### ASSIGNMENT
Pick out the lines below with "kind" and list them.

### INFORMATION PROVIDED
□ □ □ □ □ □ □
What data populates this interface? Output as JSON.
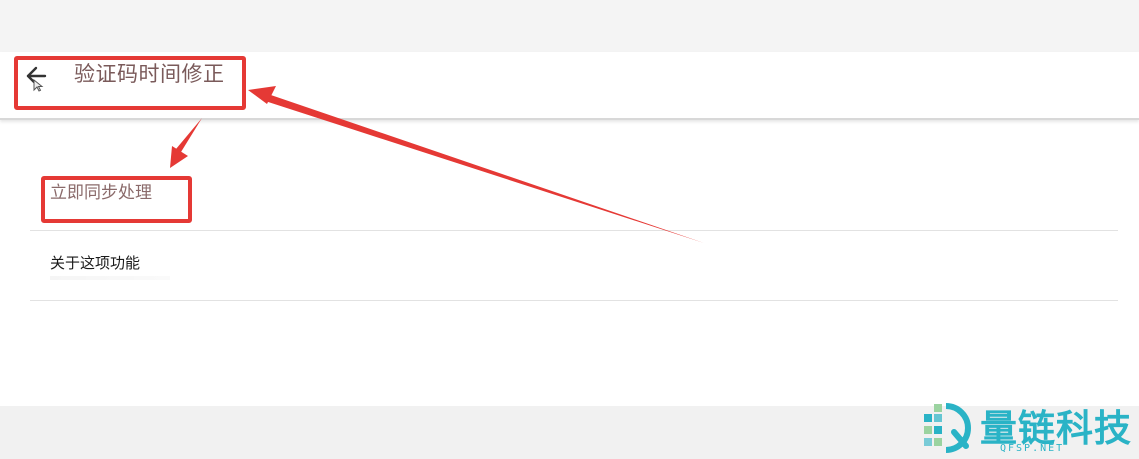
{
  "header": {
    "title": "验证码时间修正",
    "back_icon": "arrow-left-icon"
  },
  "settings": {
    "items": [
      {
        "label": "立即同步处理"
      },
      {
        "label": "关于这项功能"
      }
    ]
  },
  "annotations": {
    "color": "#e53935"
  },
  "watermark": {
    "name": "量链科技",
    "domain": "QFSP.NET",
    "color": "#2ab3c6"
  }
}
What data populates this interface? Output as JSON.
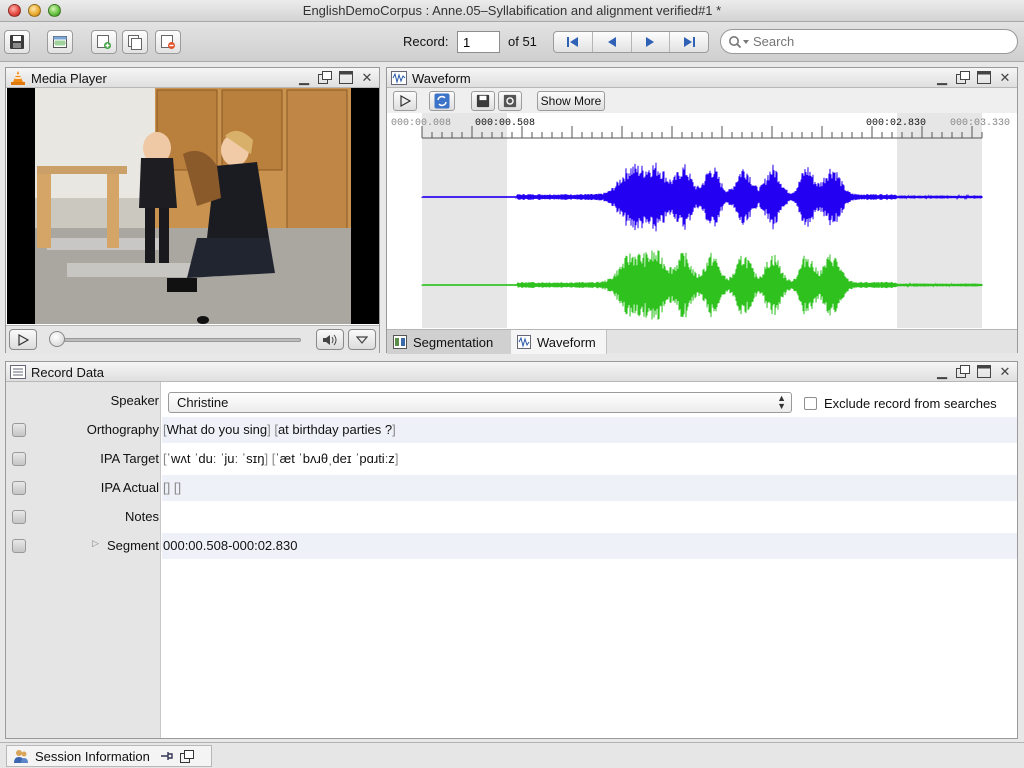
{
  "window": {
    "title": "EnglishDemoCorpus : Anne.05–Syllabification and alignment verified#1 *"
  },
  "toolbar": {
    "record_label": "Record:",
    "record_value": "1",
    "record_of": "of 51",
    "search_placeholder": "Search"
  },
  "media_player": {
    "title": "Media Player"
  },
  "waveform": {
    "title": "Waveform",
    "show_more_label": "Show More",
    "time_labels": {
      "start": "000:00.008",
      "seg_start": "000:00.508",
      "seg_end": "000:02.830",
      "end": "000:03.330"
    },
    "channel_colors": [
      "#2400f2",
      "#2fc21f"
    ],
    "tabs": [
      "Segmentation",
      "Waveform"
    ]
  },
  "record_data": {
    "title": "Record Data",
    "speaker_label": "Speaker",
    "speaker_value": "Christine",
    "exclude_label": "Exclude record from searches",
    "rows": [
      {
        "label": "Orthography",
        "groups": [
          "What do you sing",
          "at birthday parties ?"
        ]
      },
      {
        "label": "IPA Target",
        "groups": [
          "ˈwʌt ˈduː ˈjuː ˈsɪŋ",
          "ˈæt ˈbʌɹθˌdeɪ ˈpɑɹtiːz"
        ]
      },
      {
        "label": "IPA Actual",
        "groups": [
          "",
          ""
        ]
      },
      {
        "label": "Notes",
        "value": ""
      },
      {
        "label": "Segment",
        "value": "000:00.508-000:02.830"
      }
    ]
  },
  "status": {
    "session_tab": "Session Information"
  }
}
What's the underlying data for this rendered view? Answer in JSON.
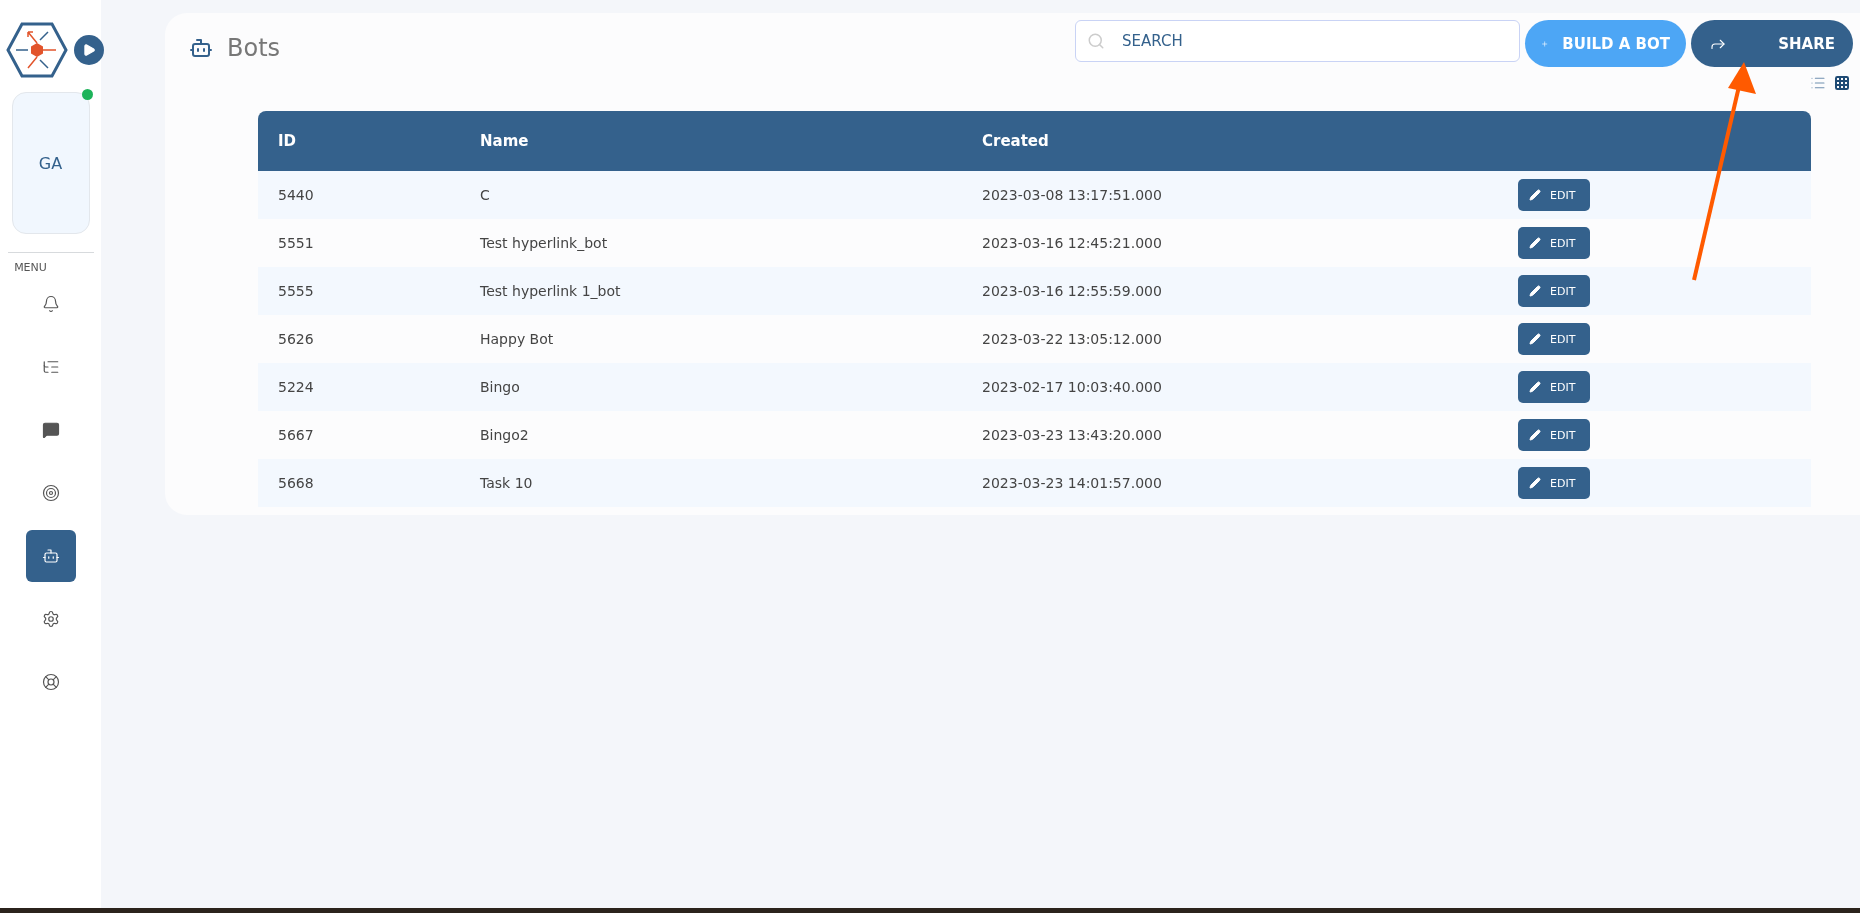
{
  "sidebar": {
    "profile": {
      "initials": "GA",
      "online": true
    },
    "menu_label": "MENU",
    "items": [
      {
        "kind": "bell",
        "selected": false
      },
      {
        "kind": "list",
        "selected": false
      },
      {
        "kind": "chat",
        "selected": false
      },
      {
        "kind": "target",
        "selected": false
      },
      {
        "kind": "robot",
        "selected": true
      },
      {
        "kind": "gear",
        "selected": false
      },
      {
        "kind": "lifebuoy",
        "selected": false
      }
    ]
  },
  "page": {
    "title": "Bots"
  },
  "search": {
    "placeholder": "SEARCH"
  },
  "buttons": {
    "build": "BUILD A BOT",
    "share": "SHARE"
  },
  "view_toggle": [
    {
      "kind": "list",
      "selected": false
    },
    {
      "kind": "grid",
      "selected": true
    }
  ],
  "table": {
    "columns": [
      "ID",
      "Name",
      "Created"
    ],
    "rows": [
      {
        "id": "5440",
        "name": "C",
        "created": "2023-03-08 13:17:51.000",
        "action": "EDIT"
      },
      {
        "id": "5551",
        "name": "Test hyperlink_bot",
        "created": "2023-03-16 12:45:21.000",
        "action": "EDIT"
      },
      {
        "id": "5555",
        "name": "Test hyperlink 1_bot",
        "created": "2023-03-16 12:55:59.000",
        "action": "EDIT"
      },
      {
        "id": "5626",
        "name": "Happy Bot",
        "created": "2023-03-22 13:05:12.000",
        "action": "EDIT"
      },
      {
        "id": "5224",
        "name": "Bingo",
        "created": "2023-02-17 10:03:40.000",
        "action": "EDIT"
      },
      {
        "id": "5667",
        "name": "Bingo2",
        "created": "2023-03-23 13:43:20.000",
        "action": "EDIT"
      },
      {
        "id": "5668",
        "name": "Task 10",
        "created": "2023-03-23 14:01:57.000",
        "action": "EDIT"
      }
    ]
  }
}
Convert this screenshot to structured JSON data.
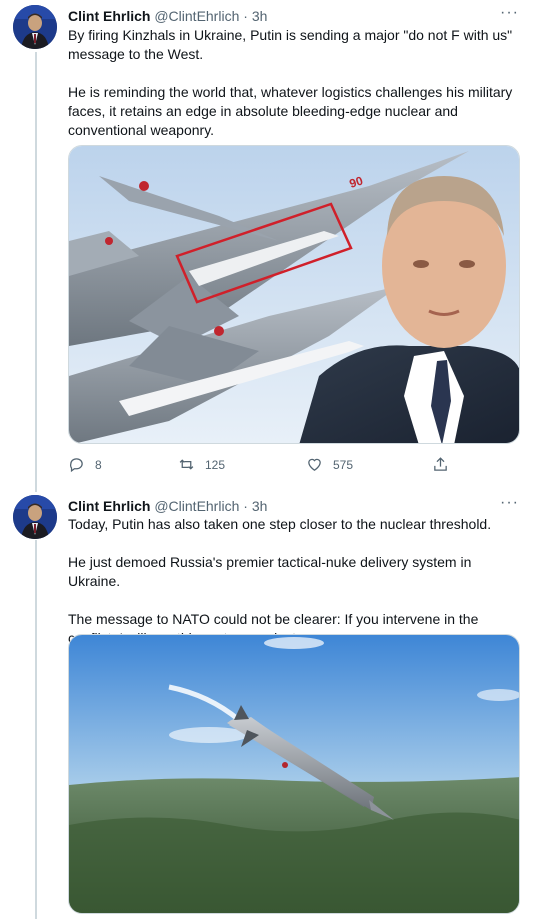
{
  "tweets": [
    {
      "author": {
        "name": "Clint Ehrlich",
        "handle": "@ClintEhrlich",
        "separator": "·",
        "time": "3h"
      },
      "more_icon": "more-horizontal-icon",
      "paragraphs": [
        "By firing Kinzhals in Ukraine, Putin is sending a major \"do not F with us\" message to the West.",
        "He is reminding the world that, whatever logistics challenges his military faces, it retains an edge in absolute bleeding-edge nuclear and conventional weaponry."
      ],
      "image": {
        "plane_number": "90"
      },
      "actions": {
        "reply_count": "8",
        "retweet_count": "125",
        "like_count": "575"
      }
    },
    {
      "author": {
        "name": "Clint Ehrlich",
        "handle": "@ClintEhrlich",
        "separator": "·",
        "time": "3h"
      },
      "more_icon": "more-horizontal-icon",
      "paragraphs": [
        "Today, Putin has also taken one step closer to the nuclear threshold.",
        "He just demoed Russia's premier tactical-nuke delivery system in Ukraine.",
        "The message to NATO could not be clearer: If you intervene in the conflict, I will use this system against you."
      ]
    }
  ],
  "colors": {
    "text": "#0f1419",
    "secondary": "#536471",
    "thread_line": "#cfd9de",
    "highlight_box": "#d0202a"
  }
}
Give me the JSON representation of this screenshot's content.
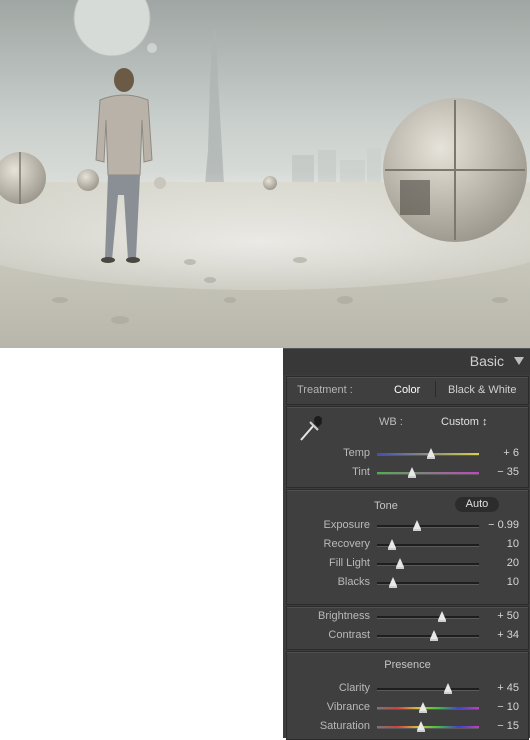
{
  "panel": {
    "title": "Basic",
    "treatment": {
      "label": "Treatment :",
      "color": "Color",
      "bw": "Black & White"
    },
    "wb": {
      "label": "WB :",
      "value": "Custom ↕"
    },
    "tone": {
      "label": "Tone",
      "auto": "Auto"
    },
    "presence": {
      "label": "Presence"
    },
    "sliders": {
      "temp": {
        "label": "Temp",
        "value": "+ 6",
        "pos": 0.53
      },
      "tint": {
        "label": "Tint",
        "value": "− 35",
        "pos": 0.34
      },
      "exposure": {
        "label": "Exposure",
        "value": "− 0.99",
        "pos": 0.39
      },
      "recovery": {
        "label": "Recovery",
        "value": "10",
        "pos": 0.15
      },
      "filllight": {
        "label": "Fill Light",
        "value": "20",
        "pos": 0.23
      },
      "blacks": {
        "label": "Blacks",
        "value": "10",
        "pos": 0.16
      },
      "brightness": {
        "label": "Brightness",
        "value": "+ 50",
        "pos": 0.64
      },
      "contrast": {
        "label": "Contrast",
        "value": "+ 34",
        "pos": 0.56
      },
      "clarity": {
        "label": "Clarity",
        "value": "+ 45",
        "pos": 0.7
      },
      "vibrance": {
        "label": "Vibrance",
        "value": "− 10",
        "pos": 0.45
      },
      "saturation": {
        "label": "Saturation",
        "value": "− 15",
        "pos": 0.43
      }
    }
  },
  "icons": {
    "dropper": "eyedropper-icon",
    "toggle": "triangle-down-icon"
  }
}
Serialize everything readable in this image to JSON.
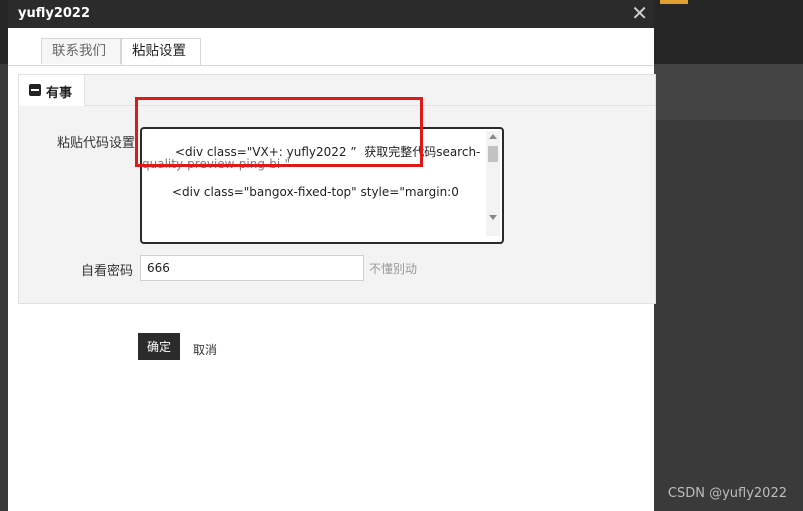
{
  "window": {
    "title": "yufly2022",
    "close_icon": "close-icon"
  },
  "tabs": [
    {
      "label": "联系我们"
    },
    {
      "label": "粘贴设置"
    }
  ],
  "panel": {
    "subtab_label": "有事",
    "fields": {
      "code_label": "粘贴代码设置",
      "code_line1": "<div class=\"VX+: yufly2022 ”  获取完整代码search-",
      "code_line2": "quality-preview-ping-bi-\"",
      "code_line3": "<div class=\"bangox-fixed-top\" style=\"margin:0",
      "password_label": "自看密码",
      "password_value": "666",
      "hint": "不懂别动"
    }
  },
  "buttons": {
    "ok": "确定",
    "cancel": "取消"
  },
  "watermark": "CSDN @yufly2022",
  "colors": {
    "highlight": "#e01818",
    "title_bar": "#2b2b2b"
  }
}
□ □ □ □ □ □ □
### RESULT
        "kind": "bell",
        "kind": "list",
        "kind": "chat",
        "kind": "target",
        "kind": "robot",
        "kind": "gear",
        "kind": "lifebuoy",
      "kind": "list",
      "kind": "grid",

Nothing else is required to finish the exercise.